On Friday, the nonpartisan Office of Government Ethics released Trump’s 2017 personal financial disclosure form, a helpful but hardly exhaustive accounting of the president’s vast holdings—income, assets, and liabilities. The document covers the period from January 2016 to April 2017. On the income side, it shows that Trump’s Washington hotel had a strong year, pulling in about $20 million. His Mar-a-Lago resort, meanwhile, reported $7.5 million more in income for the president than reported on last year’s disclosure. A tally by the New York Times found that 20 of Trump’s most high-profile resorts and golf clubs took in $360 million over that time, slightly more than the $350 million he reported last year.
On the liabilities side of the ledger, there is something new to be found.
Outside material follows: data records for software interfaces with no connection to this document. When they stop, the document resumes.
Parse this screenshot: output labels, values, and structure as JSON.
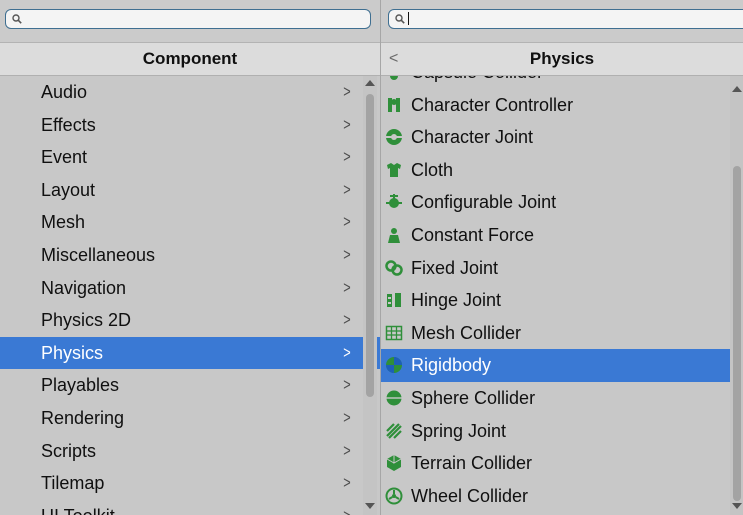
{
  "left": {
    "search_value": "",
    "header": "Component",
    "items": [
      {
        "label": "Audio"
      },
      {
        "label": "Effects"
      },
      {
        "label": "Event"
      },
      {
        "label": "Layout"
      },
      {
        "label": "Mesh"
      },
      {
        "label": "Miscellaneous"
      },
      {
        "label": "Navigation"
      },
      {
        "label": "Physics 2D"
      },
      {
        "label": "Physics",
        "selected": true
      },
      {
        "label": "Playables"
      },
      {
        "label": "Rendering"
      },
      {
        "label": "Scripts"
      },
      {
        "label": "Tilemap"
      },
      {
        "label": "UI Toolkit"
      }
    ],
    "chevron": ">"
  },
  "right": {
    "search_value": "",
    "back": "<",
    "header": "Physics",
    "items": [
      {
        "label": "Capsule Collider",
        "icon": "capsule-collider-icon"
      },
      {
        "label": "Character Controller",
        "icon": "character-controller-icon"
      },
      {
        "label": "Character Joint",
        "icon": "character-joint-icon"
      },
      {
        "label": "Cloth",
        "icon": "cloth-icon"
      },
      {
        "label": "Configurable Joint",
        "icon": "configurable-joint-icon"
      },
      {
        "label": "Constant Force",
        "icon": "constant-force-icon"
      },
      {
        "label": "Fixed Joint",
        "icon": "fixed-joint-icon"
      },
      {
        "label": "Hinge Joint",
        "icon": "hinge-joint-icon"
      },
      {
        "label": "Mesh Collider",
        "icon": "mesh-collider-icon"
      },
      {
        "label": "Rigidbody",
        "icon": "rigidbody-icon",
        "selected": true
      },
      {
        "label": "Sphere Collider",
        "icon": "sphere-collider-icon"
      },
      {
        "label": "Spring Joint",
        "icon": "spring-joint-icon"
      },
      {
        "label": "Terrain Collider",
        "icon": "terrain-collider-icon"
      },
      {
        "label": "Wheel Collider",
        "icon": "wheel-collider-icon"
      }
    ]
  },
  "colors": {
    "selection": "#3a79d4",
    "icon_green": "#2f8f3a",
    "search_border": "#3f6f91"
  }
}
According to the 2017 disclosure, Trump refinanced a mortgage worth between $5 million and $25 million that he had with the Swiss bank UBS for the Trump International Hotel and Tower near Central Park. The entity that refinanced the UBS loan was Ladder Capital Finance, a small, somewhat obscure outfit that isn’t a bank at all, but rather what’s known as a real estate investment trust or REIT. Ladder Capital’s refinancing appears to have been a sweet deal for the president: According to the disclosure, the refinancing lowered the mortgage’s interest rate by a sizable two points, to 4 percent from 6.2 percent.
Ladder Capital is the president’s second-largest lender. It holds the notes on Trump properties at 40 Wall Street, Trump Tower, Trump Plaza, and now the Trump International Hotel and Tower. According to Crain’s New York Business, Ladder has extended Trump $275 million in loans in recent years, providing much-needed capital at a time when most major banks deemed Trump too risky to do business with. Ladder was founded almost a decade ago by Brian Harris, a former UBS executive for commercial real estate (which may help explain the refinancing connection).
As an REIT, Ladder Capital is less transparent than, say, a publicly-traded bank like JPMorgan Chase or Bank of America. We do, however, know that late last year Ladder Capital reportedly looked into the possibility of selling itself to another institution, blaming onerous federal regulations on the business of repackaging and selling loans. That raises important questions about what happens when one of Ladder’s biggest debtors is also the nation’s chief executive who oversees—and might push to change—those very regulations.